Kala Pani - A Forgotten History



Radio 4 Promotion Note





Producer : Geoff Ballinger

Phone number :01 22989

Synopsis :

This information is factually and editorially accurate.


Kala Pani - in Hindi it means 'the black water'.

And yet it means much, much more than that - it means exile, alienation, isolation, oppression.

Selma Chalabi visits the scene former penal colony on the Andaman Islands, of which her grandfather was the last governor.

Nowadays, Greater Andaman is a beautiful tropical island, nearer to the coast of Burma and Thailand than to India.

Back in the days of the British Empire, it meant a living hell for Indian political prisoners held in its infamous cellular jail.

It's a story that has been forgotten in Britain; not so in India, as Selma discovers.

A chance find of some reel-to-reel tapes dictated by her grandfather before his death leads journalist Selma Chalabi on a journey of discovery, to find out more about the exotic palm-fringed islands of which he was the last British governor.

Nowadays, the Andamans are best known in the outside world for the terrible damage caused by the tsunami in 2005.

Amongst Indians, however, they are a place of pilgrimage for a very different reason.

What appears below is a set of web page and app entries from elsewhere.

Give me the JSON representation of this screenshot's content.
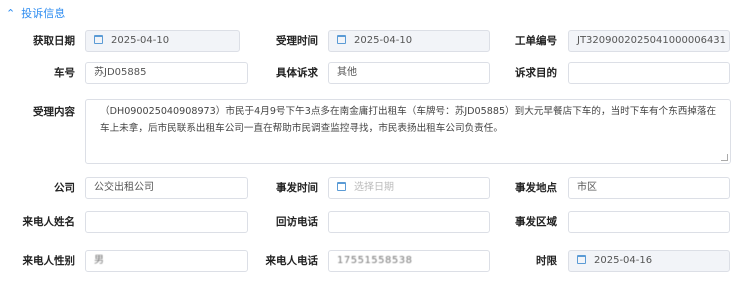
{
  "section": {
    "title": "投诉信息",
    "icon": "chevron-up-icon"
  },
  "labels": {
    "acquire_date": "获取日期",
    "accept_time": "受理时间",
    "ticket_no": "工单编号",
    "car_no": "车号",
    "specific_appeal": "具体诉求",
    "appeal_purpose": "诉求目的",
    "content": "受理内容",
    "company": "公司",
    "incident_time": "事发时间",
    "incident_place": "事发地点",
    "caller_name": "来电人姓名",
    "callback_phone": "回访电话",
    "incident_area": "事发区域",
    "caller_gender": "来电人性别",
    "caller_phone": "来电人电话",
    "deadline": "时限"
  },
  "values": {
    "acquire_date": "2025-04-10",
    "accept_time": "2025-04-10",
    "ticket_no": "JT3209002025041000006431",
    "car_no": "苏JD05885",
    "specific_appeal": "其他",
    "appeal_purpose": "",
    "content": "（DH090025040908973）市民于4月9号下午3点多在南金庸打出租车（车牌号：苏JD05885）到大元早餐店下车的，当时下车有个东西掉落在车上未拿，后市民联系出租车公司一直在帮助市民调查监控寻找，市民表扬出租车公司负责任。",
    "company": "公交出租公司",
    "incident_time_placeholder": "选择日期",
    "incident_place": "市区",
    "caller_name": "",
    "callback_phone": "",
    "incident_area": "",
    "caller_gender": "男",
    "caller_phone": "17551558538",
    "deadline": "2025-04-16"
  },
  "colors": {
    "accent": "#2d8cf0",
    "disabled_bg": "#f2f4f8",
    "border": "#dcdfe6"
  }
}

For the Andamans signified kala pani - a place of exile beyond the black water, by which the most intractable political enemies of the British Empire would finally be broken, losing their caste and family ties.

The Andamans to which her grandfather was appointed assistant governor in the 1930s were a curious backwater, and the scene of a rather curious experiment in criminal justice - thieves and murderers were allowed out into the community to work in the houses of British administrators.

As 96 year old Mollie Boomgardt, who knew Selma's grandfather, cheerily recalls, 'you knew what you'd got with a murderer as a cook; with petty thieves you didn't know where you were!'.

But the rehabilitation of prisoners was not the original purpose of the penal colony on the Andamans.

In fact, as Selma discovers, it was established in order to dispose of Britain's political enemies on the Indian subcontinent, and, in the words of Andamans historian Francis Xavier Neelam, 'break the spirit of the freedom fighters.

Crossing the black waters was a double penalty - it meant you lost whatever status you enjoyed on the mainland, as well as facing torture and isolation'.

As Selma discovers, there were two sides to India's struggle for freedom: on the one hand, there was Ghandi's non-violent approach, but on the other there was an active, armed struggle.

In Bengal, Chalabi meets the last living Indian Freedom Fighter, Sri Bimal Bhowmik, who was deported to the Andamans in the 1930s.

'From the moment we joined the Movement, we were mentally prepared to die.

We knew what our fate would be'.

Sri Bhowmik very nearly did die, during one of the hunger strikes that rocked Port Blair's notorious Cellular Jail during the 1930s'.

Solitary confinement, bar-fetters (leg irons that restricted his movements) and frequent whipping, in addition to extremely hard labour pounding coconut fibres were just some of the torments he faced at the hands of the British authorities.

So sensitive is the history of the Cellular Jail that it is now considered a National Memorial, and a place of pilgrimage for Indians.

But until now, it is not a story that has merited very much attention in Britain.

Mrs Boomgardt, the daughter of one of the gaolers at Port Blair, still vividly remembers the arrival of Freedom Fighters singing songs, and being taken by lorry to the jail We thought they deserved to be locked up for what they were doing'.

Nowadays, opinion has completely changed.

Bengali historian Parimal Ghosh of the University of Calcutta has a completely different view: 'I consider Kala Pani to be an atrocity on the Freedom Fighter'.

Selma Chalabi visits a former penal colony on the Andaman Islands."